In order to ensure we never insert items when the oven is full, we need to keep count of how many items we have in the oven at any time. We can use DynamoDB to persist our count.
DynamoDB is a distributed database, with data automatically replicated across multiple availability zones within a region. This means that reads are by default considered eventually consistent, meaning the data you read immediately following a write could be stale — it may take a short while to reflect recent writes. This would not work in our situation, where we will be receiving multiple items concurrently.
We need our read and write operations to be strongly consistent. The best way to achieve this will be to do both read and write in a single transaction. DynamoDB provides for conditional writes — letting us check whether we have available oven capacity, as well as update expressions — allowing for incrementing a value without knowing the existing value, all in one transaction. As with all database transactions, the transaction comes with the trade-off of taking longer — a bottleneck is exactly what we are trying to achieve.
Here’s a snippet from our DynamoDB update request:
UpdateExpression: 'SET occupied = occupied + :incr',
ConditionExpression: 'occupied <= :limit',
N: String(conf['BAKING_CAPACITY'] - size)
Should the update fail, we’ll know that there’s no space in our oven, otherwise we’re okay to insert the item.
So what do we do with new messages when our oven is fully occupied? We can send them to another SQS queue, of course (assuming our pizzas will keep).
We’d want to get the order right. It’s only fair to bake the items in the order we receive them. That means we should always bake items from this queue before new items. It also means we should ensure that waiting items are baked in the order they were received. A standard SQS queue would not preserve message order, but a FIFO (First-In-First-Out) Queuewould. We can configure the Waiting Queue to be FIFO.
Our Bake function can be updated to pull items from this queue, only deleting them from the queue if we manage to allocate capacity and successfully insert them into the oven.
Closing the Loop
When items are removed from the oven, we have to reflect the available capacity in our counter. We can do this by decrementing the DynamoDB counter from our Item Removed function (without the need for a conditional write this time).

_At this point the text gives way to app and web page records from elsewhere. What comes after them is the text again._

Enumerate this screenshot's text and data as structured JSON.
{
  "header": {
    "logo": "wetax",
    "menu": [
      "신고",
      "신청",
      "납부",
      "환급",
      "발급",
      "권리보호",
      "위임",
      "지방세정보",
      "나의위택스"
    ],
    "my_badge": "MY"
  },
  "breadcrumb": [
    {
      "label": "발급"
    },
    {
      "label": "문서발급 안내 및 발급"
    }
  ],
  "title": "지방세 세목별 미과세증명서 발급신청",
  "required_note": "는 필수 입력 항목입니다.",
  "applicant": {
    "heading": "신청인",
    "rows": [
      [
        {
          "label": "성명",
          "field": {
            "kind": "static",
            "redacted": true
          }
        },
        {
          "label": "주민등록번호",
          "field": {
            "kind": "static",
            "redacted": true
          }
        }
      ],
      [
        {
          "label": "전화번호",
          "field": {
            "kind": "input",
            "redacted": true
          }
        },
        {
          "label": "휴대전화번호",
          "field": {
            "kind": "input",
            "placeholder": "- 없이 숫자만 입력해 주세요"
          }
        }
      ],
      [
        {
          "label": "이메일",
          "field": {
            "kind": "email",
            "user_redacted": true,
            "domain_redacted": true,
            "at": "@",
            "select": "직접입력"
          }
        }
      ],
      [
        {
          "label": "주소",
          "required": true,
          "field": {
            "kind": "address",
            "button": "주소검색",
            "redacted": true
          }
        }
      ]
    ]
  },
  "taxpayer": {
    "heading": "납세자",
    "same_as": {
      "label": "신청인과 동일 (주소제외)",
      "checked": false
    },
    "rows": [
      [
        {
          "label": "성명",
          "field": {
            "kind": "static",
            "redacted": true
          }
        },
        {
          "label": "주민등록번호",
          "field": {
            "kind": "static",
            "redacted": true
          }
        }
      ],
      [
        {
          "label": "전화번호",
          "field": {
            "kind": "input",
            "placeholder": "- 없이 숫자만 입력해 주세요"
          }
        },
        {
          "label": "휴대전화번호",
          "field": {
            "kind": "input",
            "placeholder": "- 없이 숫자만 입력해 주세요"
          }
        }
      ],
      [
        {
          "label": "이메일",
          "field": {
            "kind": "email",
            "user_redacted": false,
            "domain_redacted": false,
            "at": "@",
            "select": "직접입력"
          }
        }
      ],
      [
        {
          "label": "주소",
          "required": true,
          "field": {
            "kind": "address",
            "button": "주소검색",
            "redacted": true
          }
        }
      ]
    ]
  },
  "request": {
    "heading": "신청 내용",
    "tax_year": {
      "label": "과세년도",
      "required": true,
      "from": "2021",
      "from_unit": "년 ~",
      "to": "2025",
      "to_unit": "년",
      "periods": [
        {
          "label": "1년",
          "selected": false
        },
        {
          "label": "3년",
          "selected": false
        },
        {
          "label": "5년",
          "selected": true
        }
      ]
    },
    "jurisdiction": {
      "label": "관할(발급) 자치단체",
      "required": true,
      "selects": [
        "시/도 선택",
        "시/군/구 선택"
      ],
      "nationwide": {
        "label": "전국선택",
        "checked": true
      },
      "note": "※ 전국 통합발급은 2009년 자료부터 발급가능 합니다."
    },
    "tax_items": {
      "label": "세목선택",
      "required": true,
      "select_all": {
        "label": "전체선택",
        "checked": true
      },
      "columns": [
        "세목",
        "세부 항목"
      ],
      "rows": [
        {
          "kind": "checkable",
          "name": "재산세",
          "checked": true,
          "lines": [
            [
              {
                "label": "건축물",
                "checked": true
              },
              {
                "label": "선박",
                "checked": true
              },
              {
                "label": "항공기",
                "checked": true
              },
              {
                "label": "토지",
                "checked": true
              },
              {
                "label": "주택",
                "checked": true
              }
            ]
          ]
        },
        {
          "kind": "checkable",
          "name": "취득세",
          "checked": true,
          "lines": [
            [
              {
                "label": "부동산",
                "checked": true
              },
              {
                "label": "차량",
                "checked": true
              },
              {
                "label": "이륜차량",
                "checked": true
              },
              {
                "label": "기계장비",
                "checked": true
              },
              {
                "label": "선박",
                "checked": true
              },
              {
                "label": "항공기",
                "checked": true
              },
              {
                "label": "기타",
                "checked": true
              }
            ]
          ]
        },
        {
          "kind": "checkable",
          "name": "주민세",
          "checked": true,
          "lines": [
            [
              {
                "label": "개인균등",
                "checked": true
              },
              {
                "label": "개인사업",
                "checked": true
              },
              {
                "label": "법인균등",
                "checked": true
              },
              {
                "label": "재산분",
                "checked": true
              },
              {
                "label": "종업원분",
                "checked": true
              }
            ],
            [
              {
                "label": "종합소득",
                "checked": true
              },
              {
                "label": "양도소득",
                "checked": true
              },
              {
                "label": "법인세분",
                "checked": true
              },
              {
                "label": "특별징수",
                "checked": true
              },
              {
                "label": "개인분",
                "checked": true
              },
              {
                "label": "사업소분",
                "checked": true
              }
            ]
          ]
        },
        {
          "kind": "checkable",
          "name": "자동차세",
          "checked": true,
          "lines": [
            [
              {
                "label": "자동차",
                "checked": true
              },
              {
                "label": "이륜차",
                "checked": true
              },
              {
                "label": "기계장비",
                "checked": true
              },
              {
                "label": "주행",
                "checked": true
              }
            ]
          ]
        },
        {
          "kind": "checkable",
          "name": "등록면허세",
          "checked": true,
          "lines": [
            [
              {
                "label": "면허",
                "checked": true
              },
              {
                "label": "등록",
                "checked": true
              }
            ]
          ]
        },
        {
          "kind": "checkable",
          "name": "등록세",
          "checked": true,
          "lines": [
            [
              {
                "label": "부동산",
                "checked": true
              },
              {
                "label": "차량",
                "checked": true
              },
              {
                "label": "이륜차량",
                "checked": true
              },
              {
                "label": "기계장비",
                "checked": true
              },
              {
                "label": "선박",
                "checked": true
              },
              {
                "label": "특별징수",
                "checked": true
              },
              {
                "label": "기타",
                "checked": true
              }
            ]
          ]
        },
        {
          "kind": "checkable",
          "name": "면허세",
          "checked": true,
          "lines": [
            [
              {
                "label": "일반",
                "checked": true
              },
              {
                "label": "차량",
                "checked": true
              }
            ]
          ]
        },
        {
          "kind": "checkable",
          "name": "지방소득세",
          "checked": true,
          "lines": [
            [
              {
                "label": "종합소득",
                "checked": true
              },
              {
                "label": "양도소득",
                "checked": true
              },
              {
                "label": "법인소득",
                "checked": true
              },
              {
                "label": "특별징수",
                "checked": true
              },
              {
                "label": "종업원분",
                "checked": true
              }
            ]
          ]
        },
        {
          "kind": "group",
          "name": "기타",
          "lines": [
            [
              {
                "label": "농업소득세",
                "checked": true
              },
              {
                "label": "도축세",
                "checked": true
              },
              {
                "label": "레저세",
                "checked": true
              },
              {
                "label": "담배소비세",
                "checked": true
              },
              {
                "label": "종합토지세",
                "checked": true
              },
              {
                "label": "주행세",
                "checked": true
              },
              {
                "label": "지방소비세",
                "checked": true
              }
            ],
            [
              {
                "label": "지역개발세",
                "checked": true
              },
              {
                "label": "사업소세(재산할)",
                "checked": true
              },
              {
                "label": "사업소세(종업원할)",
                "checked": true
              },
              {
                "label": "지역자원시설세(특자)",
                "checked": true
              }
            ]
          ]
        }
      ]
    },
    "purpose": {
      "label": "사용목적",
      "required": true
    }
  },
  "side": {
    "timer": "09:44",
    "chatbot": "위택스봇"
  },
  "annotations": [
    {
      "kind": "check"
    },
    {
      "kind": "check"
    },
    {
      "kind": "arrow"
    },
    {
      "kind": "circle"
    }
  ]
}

Freed capacity means that waiting items can be pulled from the queue. We know we can already do this by triggering our Bake function. Although it is possible to invoke this function directly using the AWS SDK, we can avoid having to think about concurrency during this operation, and building handling of retry behaviours, by using the New Items queue. We’d have to introduce a special item, not meant to be baked, but only functioning to trigger a new SQS event (which in turn triggers our function). We’ll insert this item into the New Items queue. Our Bake function will simply ignore and discard these items.
Our CloudFormation template, and function code, now also reflect this:
All Together Now
We can write a script to see how items move through our solution. We’ll load 100 items, specifying random baking times, into our New Items queue, and check the number of items at every stage of our flow.
Here is the result:
Check out the completed code at github.com/yldio/serverless-pizza-oven.